“The one constant throughout the years has been baseball,”- Terrance Mann
For 628 days, there was something off. The one thing within a baseball organization that was supposed to be constant wasn’t.
That thing is the mascot, and for the Philadelphia Phillies, that one thing should have never changed.
The Phillie Phanatic has been a staple at Phillies games since 1978. While he’s undergone several minor changes, he’s largely stayed the same conical-shaped snout goofball that he’s always been. His creators, Harrison/Erickson Inc., originally owned the copyright after Bill Giles refused to buy it from them. However in 1984, that changed, the Phillies payed $250,000 for the mascot’s copyright. Then the Phanatic lived peacefully…
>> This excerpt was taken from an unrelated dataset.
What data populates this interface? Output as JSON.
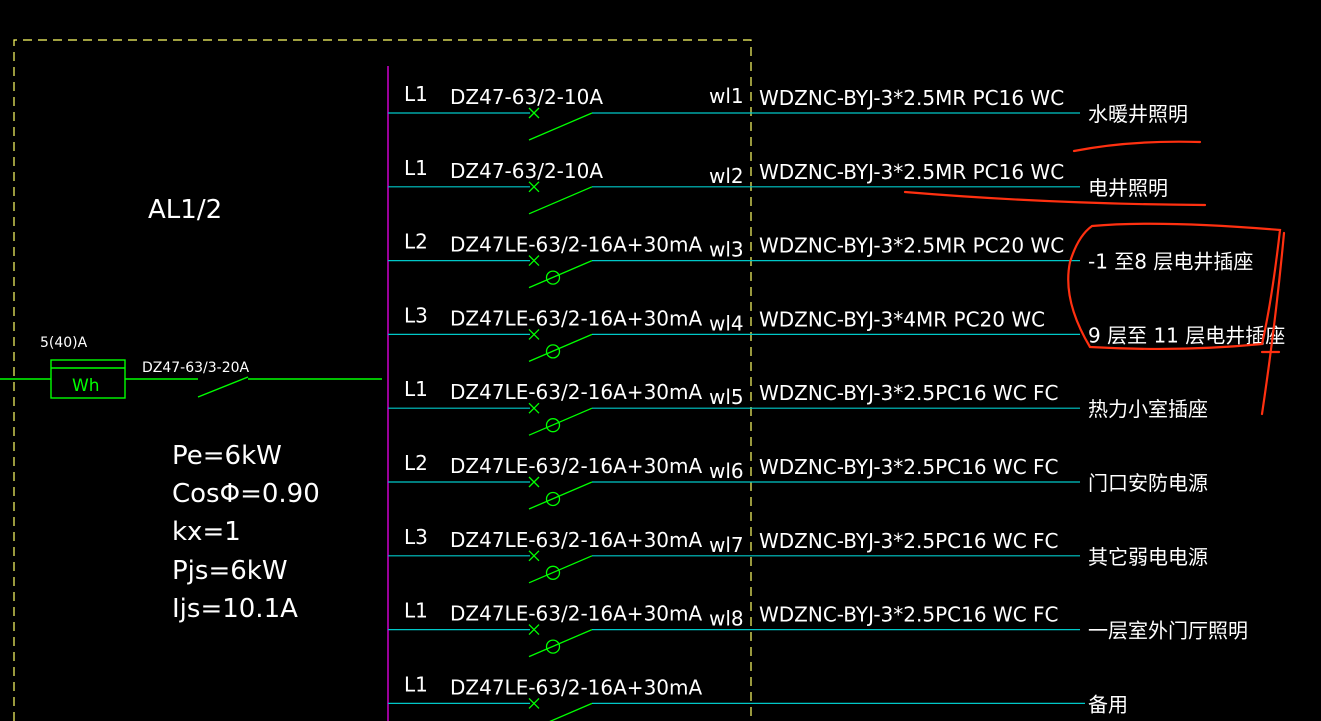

That is until February 26th 2020, when, fearing they could lose their beloved mascot, the Phillies changed the Phanatic to avoid copyright law coming from the mascot’s creators Harrison/Erickson Inc.
After 35 years, a section of the Copyright Act allows for the creators of the original work to renegotiate their terms or terminate the agreement.
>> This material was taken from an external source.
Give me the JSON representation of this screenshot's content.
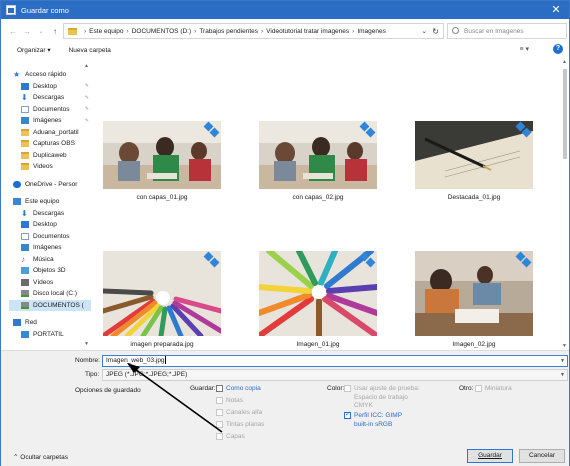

For two years, the Phanatic had scales, star-shaped eyes, a non-conical shaped nose, no classic red stirrups, and some weird shoes. It just wasn’t the Phanatic anymore. By the way has anyone seen Phoebe Phanatic at all? No?
The Phillies argued they were responsible for the mascot’s success, as the employed Dave Raymond, who was the person inside the costume until 1993. Harrison/Erickson argued that the derivative Phanatic was an affront to them and that the Phillies never payed them fairly.
Now, after a grueling two years for Phillies fans, the lawsuit has come to an end.
A settlement between the two allows the Phillies to use either the old Phanatic or the new derivative work, however it is fully expected that the Phillies will return back to the old Phanatic.
The Phillies also payed the creators an undisclosed amount of money, worth it if you ask any Phillies fan.
Goodbye star-shaped Phanatic, and welcome back old phriend.